2. Stalking – an aggravated form of online harassment is stalking where the stalker is shadowing the victim. In the physical world, this can be following the victim or continually phoning the victim. In the case of cyberstalking, it will be in the form of continually posting disparaging and defamatory remarks about the victim, stealing their images, and posting disparaging videos about their victims online. The stalker would be continually monitoring any postings about the victim and would continue their disparaging posts about the victim whenever the stalker found any information about the victim (positive or negative) on the Internet. Both stalking and harassment are classified as harassment. A company can be a stalker but cannot be the victim of harassment.
3. The liability test – the test under the Act is objective. The Defendant will be taken to have known that its conduct amounts to or involves harassment “if a reasonable person in possession of the same information would think the course of conduct amounted to or involved harassment of the other”, s1(2) of the Act as amended. A course of conduct cannot be a single act. Since most people who harass others online are mentally ill, an objective test is appropriate as they probably do not know what they are doing is harassment.
4. Civil Online Harassment – proceedings for civil harassment are brought under s. 3 of the Act. A victim may sue for damages (for pain and suffering and financial loss), a restraining order, costs and interest. There is the same liability test applied as in criminal harassment which is objective. However, as these are civil proceedings the burden of proof will be on “a balance of probabilities”. So the burden to prove for example that the offender is the stalker and committed the acts complained of is lower than the test of “beyond all reasonable doubt” employed in criminal proceedings. This can be very helpful in the Internet world where stalkers usually post anonymously, impersonating other people, and under pseudonyms.
5. Plead related causes of action – in some cases; it is possible to claim for online civil harassment, online defamation, online copyright infringement and breach of privacy in the same claim.
6. Online copyright infringement – is the theft (used in the ordinary sense) of creative property belonging to another on the Internet. Such property includes text, photographs, music, and videos. Breach of rights under the Human Rights Act 1998 to privacy, and respect for home life may also arise out of misuse of photographs and Cyberstalking.

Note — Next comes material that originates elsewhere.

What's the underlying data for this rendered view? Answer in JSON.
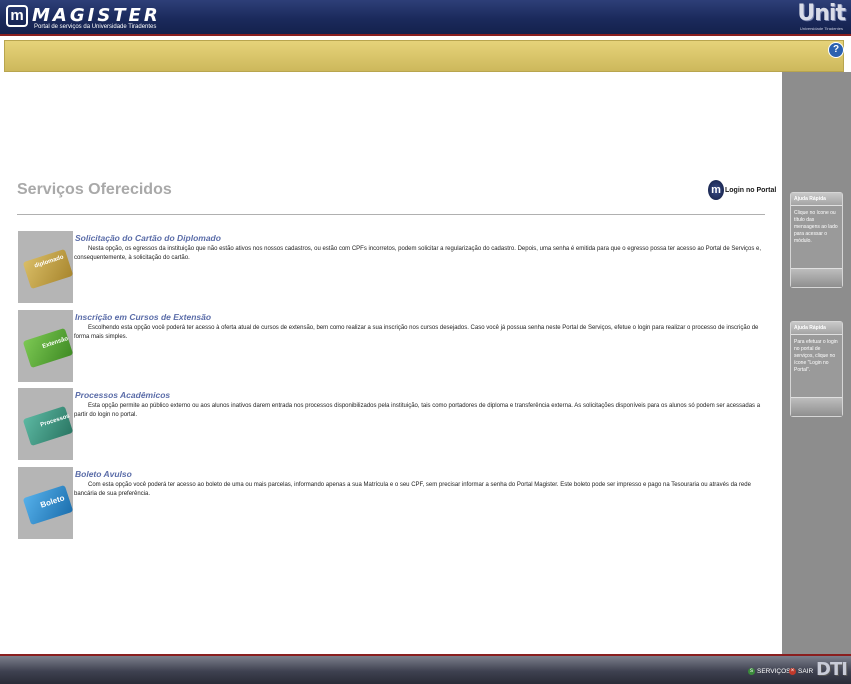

There is a misconception that deviant behaviour online tends to occur locally rather than internationally. Before the Internet perhaps only celebrities attracted stalkers from anywhere in the world. The Internet has changed that. Firstly, anyone can be a celebrity on the Internet. If you run a Twitter account that attracts thousands of followers or you are a celebrated blogger, you are an Internet celebrity and might attract envious people with a grudge. Secondly, the Internet does not go to the world; the world comes to the Internet. It is a “pull” media, not a “push” media. The world comes to you, and there is nothing to stop the unlawful conduct of a local offender going global instantaneously.